◆ Dataset excerpts

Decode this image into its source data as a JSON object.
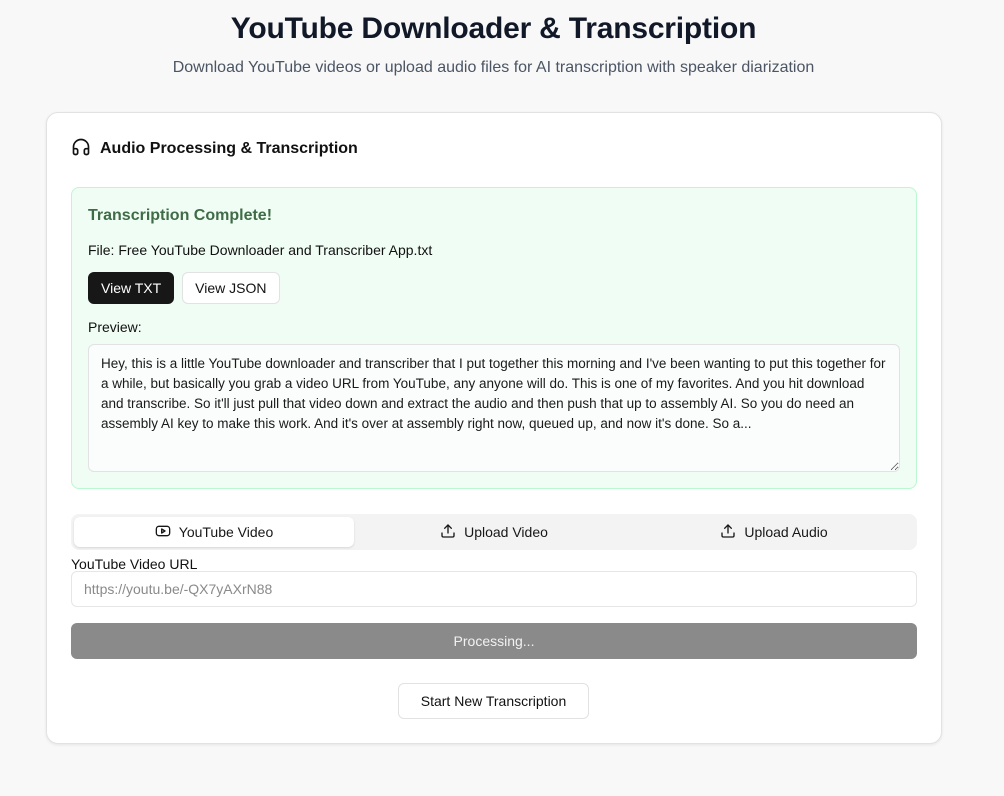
{
  "header": {
    "title": "YouTube Downloader & Transcription",
    "subtitle": "Download YouTube videos or upload audio files for AI transcription with speaker diarization"
  },
  "card": {
    "title": "Audio Processing & Transcription",
    "icon": "headphones-icon"
  },
  "result": {
    "title": "Transcription Complete!",
    "file_line": "File: Free YouTube Downloader and Transcriber App.txt",
    "view_txt_label": "View TXT",
    "view_json_label": "View JSON",
    "preview_label": "Preview:",
    "preview_text": "Hey, this is a little YouTube downloader and transcriber that I put together this morning and I've been wanting to put this together for a while, but basically you grab a video URL from YouTube, any anyone will do. This is one of my favorites. And you hit download and transcribe. So it'll just pull that video down and extract the audio and then push that up to assembly AI. So you do need an assembly AI key to make this work. And it's over at assembly right now, queued up, and now it's done. So a..."
  },
  "tabs": [
    {
      "label": "YouTube Video",
      "icon": "youtube-icon",
      "active": true
    },
    {
      "label": "Upload Video",
      "icon": "upload-icon",
      "active": false
    },
    {
      "label": "Upload Audio",
      "icon": "upload-icon",
      "active": false
    }
  ],
  "form": {
    "url_label": "YouTube Video URL",
    "url_placeholder": "https://youtu.be/-QX7yAXrN88",
    "url_value": "",
    "processing_label": "Processing...",
    "new_transcription_label": "Start New Transcription"
  },
  "colors": {
    "success_bg": "#f0fdf4",
    "success_border": "#bbf7d0",
    "success_title": "#3f6b47",
    "primary_button": "#171717",
    "disabled_button": "#8a8a8a"
  }
}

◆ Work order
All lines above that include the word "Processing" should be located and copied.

◆ Exercise output
    "title": "Audio Processing & Transcription",
    "processing_label": "Processing...",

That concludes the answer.